Former U.S. spy agency contractor Edward Snowden and Alan Rusbridger, editor of The Guardian on 24 September 2014 won Right Livelihood Award. The award was shared between the two.
The Right Livelihood Award is also known as Alternative Nobel prize of Sweden.
Edward Snowden was awarded for his courage and skill in revealing the unprecedented extent of state surveillance violating basic democratic processes and constitutional rights. While, Alan Rusbridger, was awarded for writing extensively on government surveillance, based on leaks of Edward Snowden.
Cash prizes went to three activists from Pakistan, Sri Lanka and the US.
About Edward Snowden
Edward Snowden fled to Hong Kong and then Moscow in 2013. He is believed to have taken 1.7 million computerised documents.
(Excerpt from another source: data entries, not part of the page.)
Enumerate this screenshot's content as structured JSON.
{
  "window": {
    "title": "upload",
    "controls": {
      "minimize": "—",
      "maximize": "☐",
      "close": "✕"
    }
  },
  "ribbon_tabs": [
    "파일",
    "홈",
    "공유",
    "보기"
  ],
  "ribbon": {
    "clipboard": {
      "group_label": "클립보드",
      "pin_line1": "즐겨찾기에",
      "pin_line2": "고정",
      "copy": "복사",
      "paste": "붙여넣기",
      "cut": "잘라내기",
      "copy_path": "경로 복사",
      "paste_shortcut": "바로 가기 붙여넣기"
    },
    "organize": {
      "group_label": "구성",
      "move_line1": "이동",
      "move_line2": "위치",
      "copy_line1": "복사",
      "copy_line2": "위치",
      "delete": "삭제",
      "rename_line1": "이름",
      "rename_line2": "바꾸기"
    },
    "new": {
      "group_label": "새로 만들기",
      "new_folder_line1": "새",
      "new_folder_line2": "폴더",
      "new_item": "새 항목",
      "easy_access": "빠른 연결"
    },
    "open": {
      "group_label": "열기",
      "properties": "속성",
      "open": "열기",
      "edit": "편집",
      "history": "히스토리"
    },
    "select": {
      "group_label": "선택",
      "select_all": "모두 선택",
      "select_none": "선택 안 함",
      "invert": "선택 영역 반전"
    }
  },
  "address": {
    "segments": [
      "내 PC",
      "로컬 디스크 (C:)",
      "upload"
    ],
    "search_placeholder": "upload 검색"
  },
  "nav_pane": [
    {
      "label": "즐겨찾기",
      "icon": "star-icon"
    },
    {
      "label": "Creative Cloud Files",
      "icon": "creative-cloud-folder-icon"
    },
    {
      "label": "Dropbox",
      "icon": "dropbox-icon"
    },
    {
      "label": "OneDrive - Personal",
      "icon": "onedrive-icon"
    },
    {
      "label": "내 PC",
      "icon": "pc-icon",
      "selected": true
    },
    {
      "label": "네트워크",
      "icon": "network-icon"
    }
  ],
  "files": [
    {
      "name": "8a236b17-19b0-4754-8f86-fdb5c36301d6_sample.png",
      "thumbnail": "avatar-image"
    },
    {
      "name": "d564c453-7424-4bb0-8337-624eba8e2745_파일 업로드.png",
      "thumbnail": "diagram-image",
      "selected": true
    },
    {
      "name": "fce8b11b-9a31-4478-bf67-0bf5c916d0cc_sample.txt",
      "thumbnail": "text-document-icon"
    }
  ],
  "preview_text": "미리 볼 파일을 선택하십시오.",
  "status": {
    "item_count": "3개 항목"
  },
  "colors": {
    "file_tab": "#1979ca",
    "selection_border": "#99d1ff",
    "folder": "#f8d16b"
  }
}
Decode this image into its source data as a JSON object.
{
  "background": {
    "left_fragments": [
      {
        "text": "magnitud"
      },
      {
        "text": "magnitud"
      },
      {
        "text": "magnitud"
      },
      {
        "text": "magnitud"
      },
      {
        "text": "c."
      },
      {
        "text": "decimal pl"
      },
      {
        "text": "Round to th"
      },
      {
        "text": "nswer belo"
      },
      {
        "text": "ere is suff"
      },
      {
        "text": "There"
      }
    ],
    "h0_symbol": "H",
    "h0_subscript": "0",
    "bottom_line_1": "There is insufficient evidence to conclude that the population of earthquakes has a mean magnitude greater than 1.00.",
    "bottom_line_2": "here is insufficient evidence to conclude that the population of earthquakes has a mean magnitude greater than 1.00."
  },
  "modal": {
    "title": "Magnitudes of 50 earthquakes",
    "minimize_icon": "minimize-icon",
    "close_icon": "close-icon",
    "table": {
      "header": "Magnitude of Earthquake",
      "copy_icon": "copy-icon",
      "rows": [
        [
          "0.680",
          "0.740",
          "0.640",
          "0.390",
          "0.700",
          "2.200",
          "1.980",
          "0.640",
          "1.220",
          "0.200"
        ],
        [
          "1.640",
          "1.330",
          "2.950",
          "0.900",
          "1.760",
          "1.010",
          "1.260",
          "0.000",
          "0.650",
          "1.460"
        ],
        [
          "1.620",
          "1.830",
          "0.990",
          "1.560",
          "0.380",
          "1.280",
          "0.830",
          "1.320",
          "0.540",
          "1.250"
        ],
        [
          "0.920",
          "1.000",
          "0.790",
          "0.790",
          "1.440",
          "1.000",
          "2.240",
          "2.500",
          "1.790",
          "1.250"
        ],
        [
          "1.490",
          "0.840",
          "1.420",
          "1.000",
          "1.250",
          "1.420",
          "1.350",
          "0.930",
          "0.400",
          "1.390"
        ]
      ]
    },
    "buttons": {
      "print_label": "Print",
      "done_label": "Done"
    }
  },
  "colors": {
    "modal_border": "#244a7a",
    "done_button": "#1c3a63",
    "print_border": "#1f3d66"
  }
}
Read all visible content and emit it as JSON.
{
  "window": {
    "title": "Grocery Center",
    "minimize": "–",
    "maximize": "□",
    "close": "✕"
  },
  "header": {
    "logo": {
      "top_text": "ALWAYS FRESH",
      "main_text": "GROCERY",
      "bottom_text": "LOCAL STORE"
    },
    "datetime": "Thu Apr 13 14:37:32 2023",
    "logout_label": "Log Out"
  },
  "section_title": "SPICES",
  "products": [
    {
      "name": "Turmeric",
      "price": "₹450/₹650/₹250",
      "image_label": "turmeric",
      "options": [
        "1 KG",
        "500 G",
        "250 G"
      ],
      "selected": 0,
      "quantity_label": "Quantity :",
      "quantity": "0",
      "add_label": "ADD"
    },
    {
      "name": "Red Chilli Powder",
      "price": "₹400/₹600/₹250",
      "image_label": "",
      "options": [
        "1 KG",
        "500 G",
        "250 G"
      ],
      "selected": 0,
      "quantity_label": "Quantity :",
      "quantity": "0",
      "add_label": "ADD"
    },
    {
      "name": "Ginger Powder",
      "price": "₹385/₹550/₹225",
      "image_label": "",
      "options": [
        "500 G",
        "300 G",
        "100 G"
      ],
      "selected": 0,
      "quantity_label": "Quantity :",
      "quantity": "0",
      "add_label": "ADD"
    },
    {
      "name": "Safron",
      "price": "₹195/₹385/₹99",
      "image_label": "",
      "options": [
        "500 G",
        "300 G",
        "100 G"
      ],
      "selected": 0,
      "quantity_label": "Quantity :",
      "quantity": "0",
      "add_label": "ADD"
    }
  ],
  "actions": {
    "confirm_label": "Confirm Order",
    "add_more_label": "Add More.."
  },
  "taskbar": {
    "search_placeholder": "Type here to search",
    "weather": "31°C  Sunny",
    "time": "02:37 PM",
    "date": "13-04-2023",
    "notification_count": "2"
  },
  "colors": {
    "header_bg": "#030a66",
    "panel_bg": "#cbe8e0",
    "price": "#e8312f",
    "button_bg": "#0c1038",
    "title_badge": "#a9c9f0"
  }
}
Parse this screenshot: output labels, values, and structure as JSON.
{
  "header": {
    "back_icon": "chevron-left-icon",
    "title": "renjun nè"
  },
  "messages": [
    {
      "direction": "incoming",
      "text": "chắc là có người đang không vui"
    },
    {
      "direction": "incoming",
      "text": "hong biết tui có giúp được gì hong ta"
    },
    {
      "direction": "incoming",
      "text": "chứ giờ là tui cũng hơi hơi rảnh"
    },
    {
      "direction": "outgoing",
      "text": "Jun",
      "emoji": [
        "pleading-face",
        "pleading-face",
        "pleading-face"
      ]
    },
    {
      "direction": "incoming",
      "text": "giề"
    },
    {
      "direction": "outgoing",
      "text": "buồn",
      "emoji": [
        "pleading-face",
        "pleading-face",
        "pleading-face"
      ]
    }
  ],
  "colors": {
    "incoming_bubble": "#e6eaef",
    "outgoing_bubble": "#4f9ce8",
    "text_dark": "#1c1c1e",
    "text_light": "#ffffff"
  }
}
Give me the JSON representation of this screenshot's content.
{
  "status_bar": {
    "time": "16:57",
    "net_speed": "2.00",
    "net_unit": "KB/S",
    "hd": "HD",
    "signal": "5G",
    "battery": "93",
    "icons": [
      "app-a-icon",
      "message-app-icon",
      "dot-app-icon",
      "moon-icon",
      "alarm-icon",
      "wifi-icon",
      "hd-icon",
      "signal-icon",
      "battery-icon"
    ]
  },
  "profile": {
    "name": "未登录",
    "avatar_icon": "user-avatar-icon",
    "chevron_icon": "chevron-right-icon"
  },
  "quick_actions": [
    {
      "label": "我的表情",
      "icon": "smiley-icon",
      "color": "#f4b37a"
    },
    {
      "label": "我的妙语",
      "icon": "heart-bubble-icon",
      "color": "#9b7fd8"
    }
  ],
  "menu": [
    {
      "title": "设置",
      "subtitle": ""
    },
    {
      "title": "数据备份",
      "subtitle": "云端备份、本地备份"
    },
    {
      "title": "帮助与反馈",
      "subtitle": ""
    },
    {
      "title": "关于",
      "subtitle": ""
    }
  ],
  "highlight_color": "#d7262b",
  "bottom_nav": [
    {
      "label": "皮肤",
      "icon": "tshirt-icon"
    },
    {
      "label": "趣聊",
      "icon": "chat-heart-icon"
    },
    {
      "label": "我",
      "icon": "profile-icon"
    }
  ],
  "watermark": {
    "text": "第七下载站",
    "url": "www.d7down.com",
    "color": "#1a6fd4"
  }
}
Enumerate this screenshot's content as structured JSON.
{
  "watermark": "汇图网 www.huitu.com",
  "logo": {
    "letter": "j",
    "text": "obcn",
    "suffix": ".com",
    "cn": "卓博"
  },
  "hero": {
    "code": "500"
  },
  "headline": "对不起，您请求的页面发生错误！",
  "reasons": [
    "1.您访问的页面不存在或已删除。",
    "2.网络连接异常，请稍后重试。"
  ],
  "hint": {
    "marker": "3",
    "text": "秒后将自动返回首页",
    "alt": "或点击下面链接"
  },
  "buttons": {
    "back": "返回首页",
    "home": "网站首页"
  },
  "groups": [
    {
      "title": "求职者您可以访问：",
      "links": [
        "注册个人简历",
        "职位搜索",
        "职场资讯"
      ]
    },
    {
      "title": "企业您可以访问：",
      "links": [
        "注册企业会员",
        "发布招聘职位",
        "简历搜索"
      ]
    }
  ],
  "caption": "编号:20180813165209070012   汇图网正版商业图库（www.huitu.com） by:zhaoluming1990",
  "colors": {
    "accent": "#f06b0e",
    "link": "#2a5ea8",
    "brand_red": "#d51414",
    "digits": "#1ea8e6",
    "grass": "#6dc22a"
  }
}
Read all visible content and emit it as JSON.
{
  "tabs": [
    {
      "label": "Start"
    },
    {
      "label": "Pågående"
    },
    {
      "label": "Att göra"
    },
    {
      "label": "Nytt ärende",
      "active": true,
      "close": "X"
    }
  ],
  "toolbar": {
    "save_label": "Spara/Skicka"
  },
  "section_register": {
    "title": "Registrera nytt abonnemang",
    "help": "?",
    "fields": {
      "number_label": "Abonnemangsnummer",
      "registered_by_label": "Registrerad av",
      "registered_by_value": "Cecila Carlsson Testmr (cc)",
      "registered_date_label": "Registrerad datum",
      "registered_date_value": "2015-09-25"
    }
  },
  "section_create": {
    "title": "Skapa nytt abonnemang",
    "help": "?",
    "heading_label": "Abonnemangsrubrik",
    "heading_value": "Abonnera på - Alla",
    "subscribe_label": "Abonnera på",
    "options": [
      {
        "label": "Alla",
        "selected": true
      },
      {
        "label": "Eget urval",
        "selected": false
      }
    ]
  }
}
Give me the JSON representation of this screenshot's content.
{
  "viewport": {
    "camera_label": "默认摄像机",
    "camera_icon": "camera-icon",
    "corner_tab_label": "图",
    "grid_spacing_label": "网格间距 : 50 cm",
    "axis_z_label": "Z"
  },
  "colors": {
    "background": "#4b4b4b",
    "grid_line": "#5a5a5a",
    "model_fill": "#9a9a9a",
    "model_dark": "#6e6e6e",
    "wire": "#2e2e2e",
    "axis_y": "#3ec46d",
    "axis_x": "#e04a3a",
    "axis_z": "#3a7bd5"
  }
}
Those published so far revealed massive programmes run by the NSA that gathered information on emails, phone calls and Internet use by hundreds of millions of Americans.
In 2013, he was charged in the United States with theft of government property, unauthorised communication of national defence information and wilful communication of classified intelligence to an unauthorised person.
About Alan Rusbridger
Alan Rusbridger is the editor–in-chief of the UK based newspaper The Guardian.
In 2013, Rusbridger gave evidence before a Home Affairs Select Committee hearing on counterterrorism at the UK Parliament with regard to the publication of information leaked by Snowden.
About Right Livelihood Award
The Right Livelihood Award was established in 1980.
The award was given to honour and support those offering practical and exemplary answers to the most urgent challenges facing us today.
The prize money is shared among the winners, usually numbering four, and is EUR 200000. Very often one of the four laureates receives an honorary award, which means that the other three share the prize money.
When: 24 September 2014